Welcome (with audio)

The Seventeenth Sunday after Pentecost, Proper 20B, September 20, 2015; The Rev. Pamela L. Werntz

Proverbs 31:10-31 Give her a share in the fruit of her hands and let her works praise her in the city gates.James 3:13-4:3, 7-8 Show by your good life that your works are done with gentleness born of wisdom.

Mark 9:30-37 Welcomes…welcomes…welcomes…welcomes.

O God of radical welcome, grant us the strength, the wisdom and the courage to seek always and everywhere after truth, come when it may, and cost what it will.

Hello! I’m so glad you’re here! Happy New Year! Part of the fun of living in an interfaith family like the family Emmanuel Church makes with Central Reform Temple is that we double our holidays! This sanctuary is still humming with the celebrations of the Jewish New Year that began last Sunday evening. So we enter this place today in the midst of the prayers of the Days of Awe – the high holy days between Rosh Hashanah and Yom Kippur. The themes of the Days of Awe are hope, reconciliation and repair – in individual lives and in the world – the Days of Awe are days of reflection, renewed commitment, and action. Continue reading

Getting Our Own Paragraph Right

The Seventh Sunday after Pentecost, Proper 10B, July 12, 2015; The Rev. Pamela L. Werntz

2 Samuel 6:1-5, 12b-19 Michal…despised him in her heart.
Ephesians 1:3-14This is the pledge of our inheritance toward redemption as God’s own people, to the praise of [God’s] glory.
Mark 6:14-29 What should I ask for?

O God of our future, the wisdom and the courage to seek always and everywhere after truth, come when it may, and cost what it will.

This is one of those Sundays when “Praise to you, Lord Christ,” just doesn’t seem like the right response after a Gospel reading.
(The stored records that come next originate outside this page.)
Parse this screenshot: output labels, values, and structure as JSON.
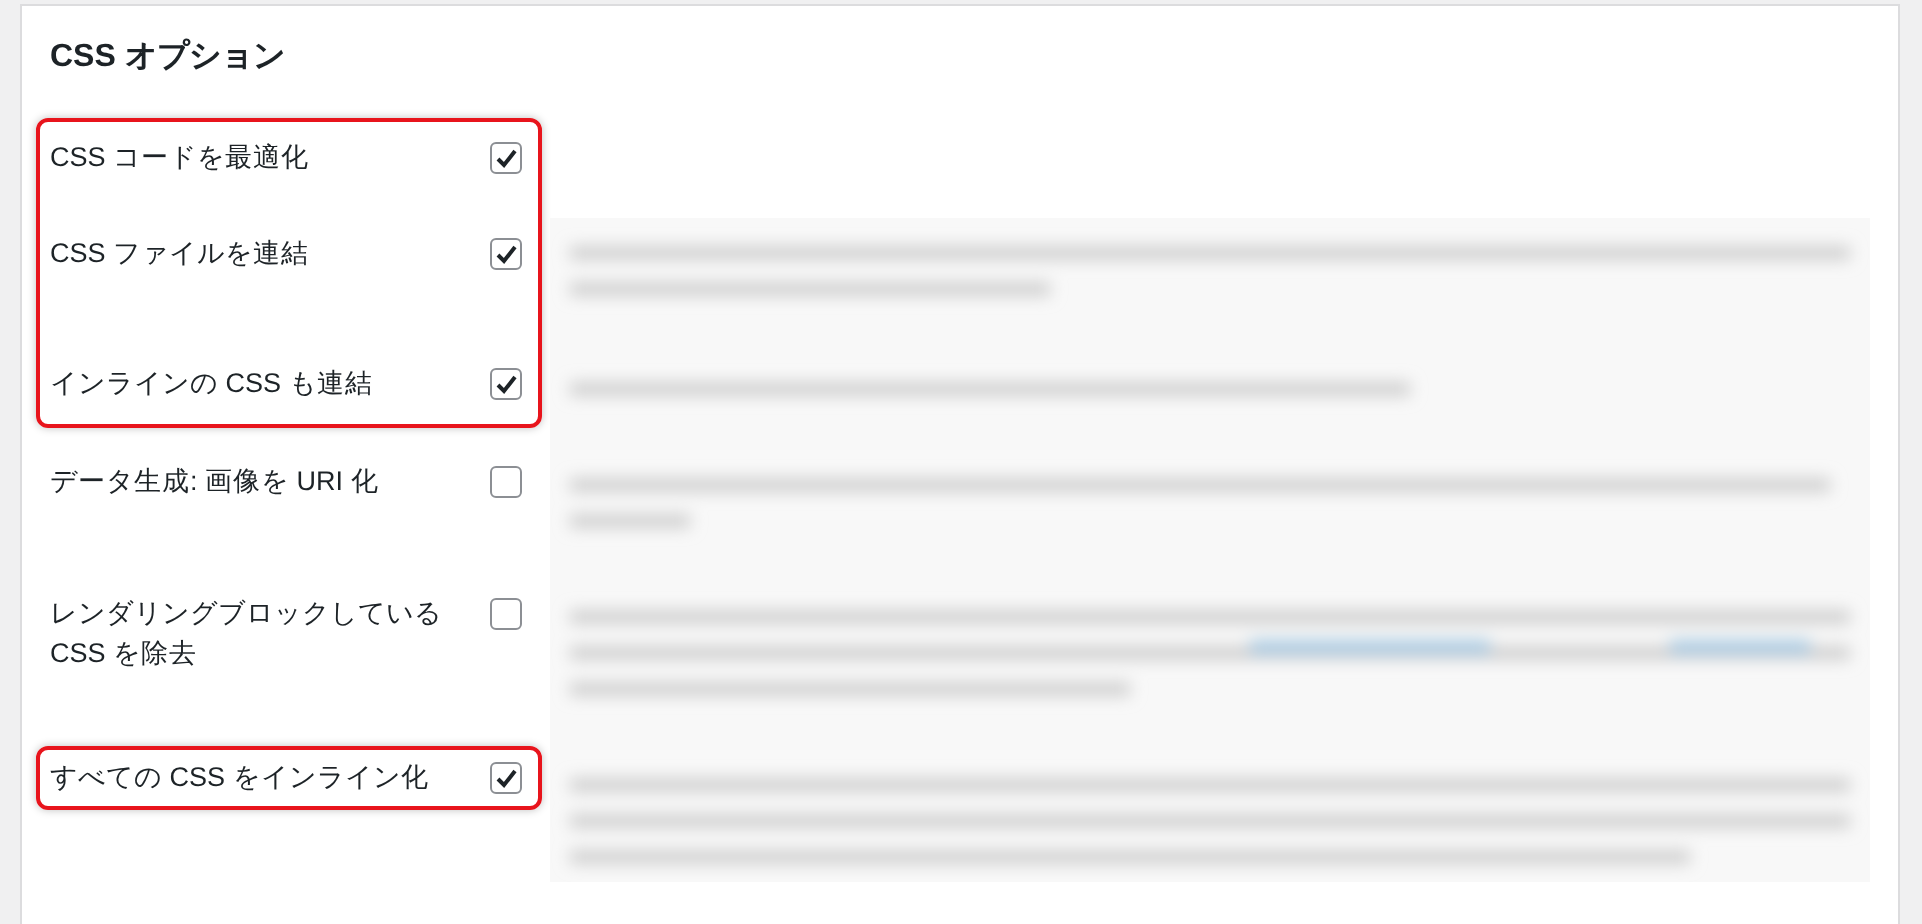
{
  "panel": {
    "title": "CSS オプション"
  },
  "groups": [
    {
      "highlighted": true,
      "options": [
        {
          "label": "CSS コードを最適化",
          "checked": true
        },
        {
          "label": "CSS ファイルを連結",
          "checked": true
        },
        {
          "label": "インラインの CSS も連結",
          "checked": true
        }
      ]
    },
    {
      "highlighted": false,
      "options": [
        {
          "label": "データ生成: 画像を URI 化",
          "checked": false
        },
        {
          "label": "レンダリングブロックしている CSS を除去",
          "checked": false
        }
      ]
    },
    {
      "highlighted": true,
      "options": [
        {
          "label": "すべての CSS をインライン化",
          "checked": true
        }
      ]
    }
  ]
}
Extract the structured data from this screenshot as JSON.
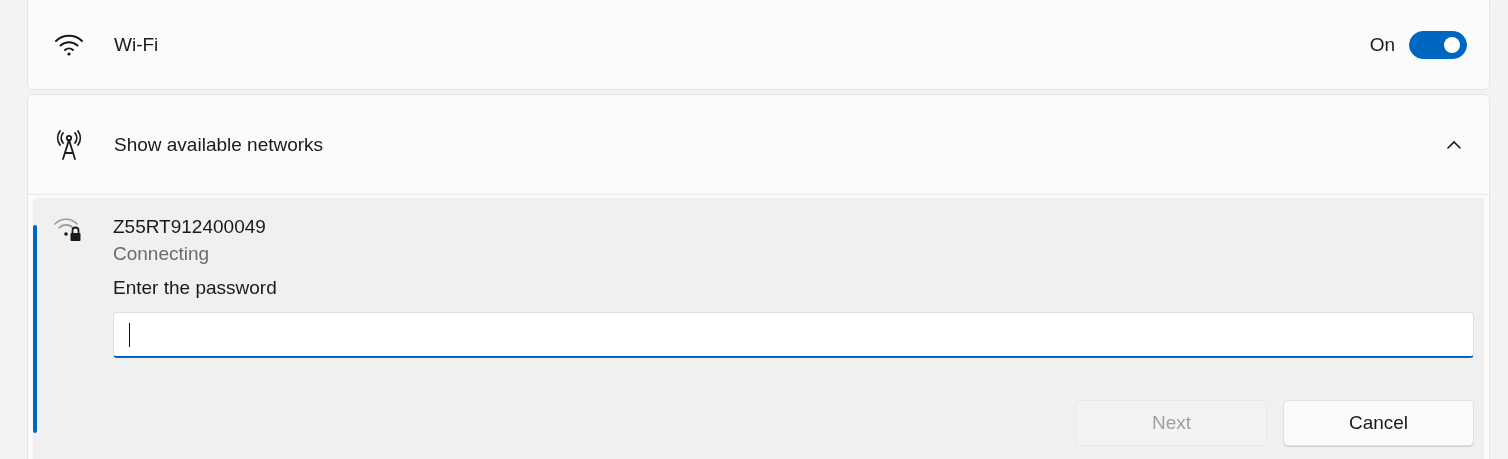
{
  "wifi": {
    "label": "Wi-Fi",
    "state_label": "On",
    "on": true
  },
  "networks_section": {
    "label": "Show available networks",
    "expanded": true
  },
  "network": {
    "name": "Z55RT912400049",
    "status": "Connecting",
    "selected": true,
    "password_label": "Enter the password",
    "buttons": [
      {
        "label": "Next",
        "disabled": true
      },
      {
        "label": "Cancel",
        "disabled": false
      }
    ]
  }
}
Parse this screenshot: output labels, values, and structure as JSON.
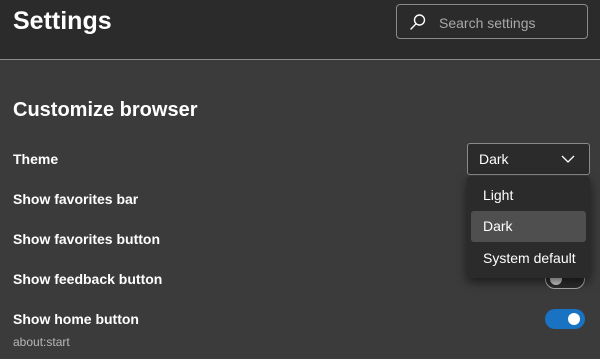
{
  "header": {
    "title": "Settings",
    "search_placeholder": "Search settings",
    "search_value": ""
  },
  "section": {
    "title": "Customize browser"
  },
  "settings": {
    "theme": {
      "label": "Theme",
      "selected_value": "Dark",
      "options": [
        "Light",
        "Dark",
        "System default"
      ],
      "dropdown_open": true
    },
    "favorites_bar": {
      "label": "Show favorites bar"
    },
    "favorites_button": {
      "label": "Show favorites button"
    },
    "feedback_button": {
      "label": "Show feedback button",
      "enabled": false
    },
    "home_button": {
      "label": "Show home button",
      "sublabel": "about:start",
      "enabled": true
    }
  },
  "colors": {
    "background": "#3b3b3b",
    "header_background": "#2b2b2b",
    "accent": "#1a73c2",
    "selected_option": "#4f4f4f"
  },
  "icons": {
    "search": "search-icon",
    "chevron": "chevron-down-icon"
  }
}
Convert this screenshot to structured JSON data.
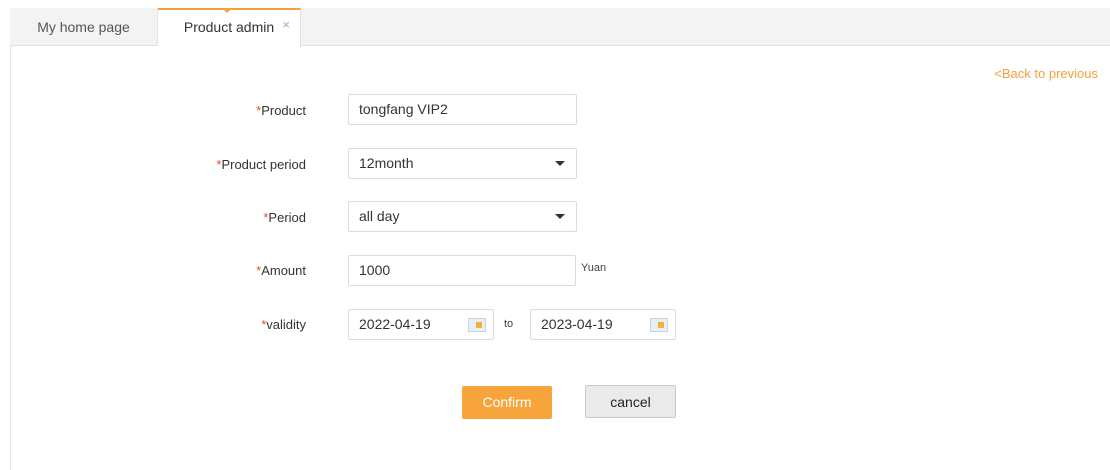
{
  "tabs": {
    "home_label": "My home page",
    "product_label": "Product admin",
    "close_symbol": "×"
  },
  "back_link": "<Back to previous",
  "form": {
    "required_mark": "*",
    "product": {
      "label": "Product",
      "value": "tongfang VIP2"
    },
    "product_period": {
      "label": "Product period",
      "value": "12month"
    },
    "period": {
      "label": "Period",
      "value": "all day"
    },
    "amount": {
      "label": "Amount",
      "value": "1000",
      "unit": "Yuan"
    },
    "validity": {
      "label": "validity",
      "start": "2022-04-19",
      "to": "to",
      "end": "2023-04-19"
    }
  },
  "buttons": {
    "confirm": "Confirm",
    "cancel": "cancel"
  },
  "colors": {
    "accent": "#f5a03a",
    "required": "#e64a3b"
  },
  "icons": [
    "close-icon",
    "dropdown-caret-icon",
    "calendar-icon"
  ]
}
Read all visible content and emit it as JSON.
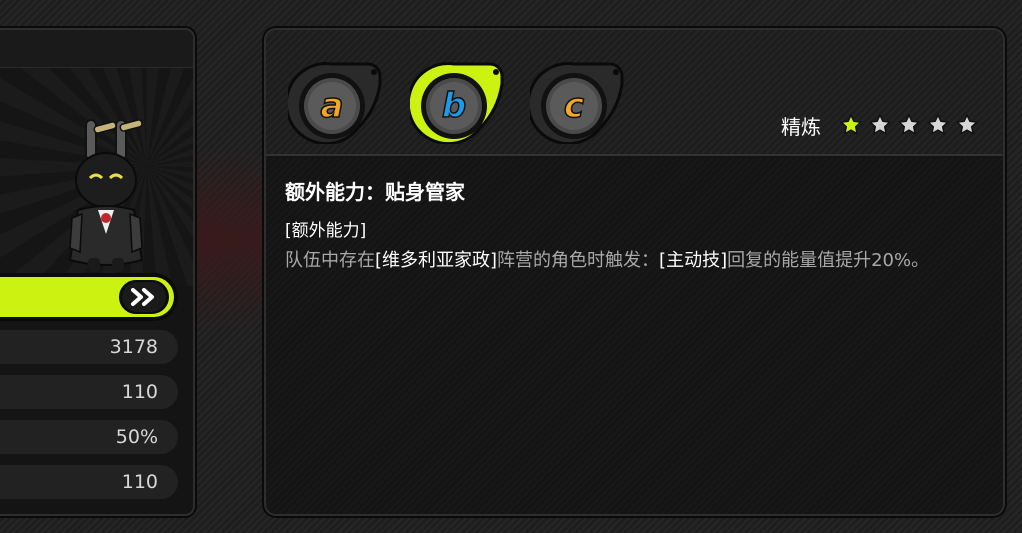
{
  "left_panel": {
    "stats": [
      "3178",
      "110",
      "50%",
      "110"
    ],
    "level_button_icon": "double-chevron-right-icon"
  },
  "discs": {
    "items": [
      {
        "letter": "a",
        "color": "#f5a623",
        "selected": false
      },
      {
        "letter": "b",
        "color": "#1e9be8",
        "selected": true
      },
      {
        "letter": "c",
        "color": "#f5a623",
        "selected": false
      }
    ],
    "accent": "#ccf211"
  },
  "refine": {
    "label": "精炼",
    "level": 1,
    "max": 5,
    "active_color": "#ccf211",
    "inactive_color": "#d6d6d6"
  },
  "ability": {
    "title": "额外能力：贴身管家",
    "tag": "[额外能力]",
    "desc_parts": [
      {
        "text": "队伍中存在",
        "hl": false
      },
      {
        "text": "[维多利亚家政]",
        "hl": true
      },
      {
        "text": "阵营的角色时触发：",
        "hl": false
      },
      {
        "text": "[主动技]",
        "hl": true
      },
      {
        "text": "回复的能量值提升20%。",
        "hl": false
      }
    ]
  }
}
Actually, all three of our readings this morning get my dander up. In 2nd Samuel, what gets me is almost a throw-away line about David’s wife Michal, the party-pooper of the story, who saw him leaping and dancing and despised him in her heart. What’s Michal’s problem, you might wonder (if you noticed her at all). Well, Michal has been used and abused by her father King Saul and his successor King David, but according to tradition, she loved David and did not think he should be recklessly prancing around, scantily clad, before the throne of the Holy One. (I’m with her.) Continue reading


One of the greatest challenges that I have faced at my internship this year at Emmanuel is of an interpersonal nature and relates to a challenge that I am working with outside of the internship realm. It has to do with my tendency toward leadership, my need for being seen, and my addiction to creating intended results. I am someone who likes to enter a space and influence an outcome that I can imagine being positive in nature. I am a change agent and have been identified as someone who possesses leadership abilities for as far back as I can remember. (My first dream when I was a child was to be the president.) At Emmanuel this year one of the main things that I have gotten to practice is putting my tendency toward leadership on the shelf and, instead, showing up as just another member of the group or simply as a witness to what is happening to those around me. It has been through these experiences that I have been able to practice the dance of therapeutic presence. Continue reading

A Gentle and Generous Presence

This week I’ve been thinking a lot about power, leadership, and how these notions intersect with age. This comes to mind when I think about the group that Jessi, Bekah, and I started called Café Arts, which came out of a process of brainstorming ideas about how to provide an intermodal space for safe exploration of self as well as build deeper community connection for participants a part of Café Emmanuel. It has been an interesting experience in group process; Café Arts has been held in a collaborative spirit since its inception. From the design of the flier, to the overall structure of the groups, to our co-facilitation, the dynamics, which have existed and continue to blossom among us, have been the central piece of the project for me. This centrality is further emphasized in my mind by the reality that the group participants have been so varied and sparse throughout its time. Bekah, Jessi, and I have been the stable presence throughout and our group leadership has been quite fascinating and dynamic. Continue reading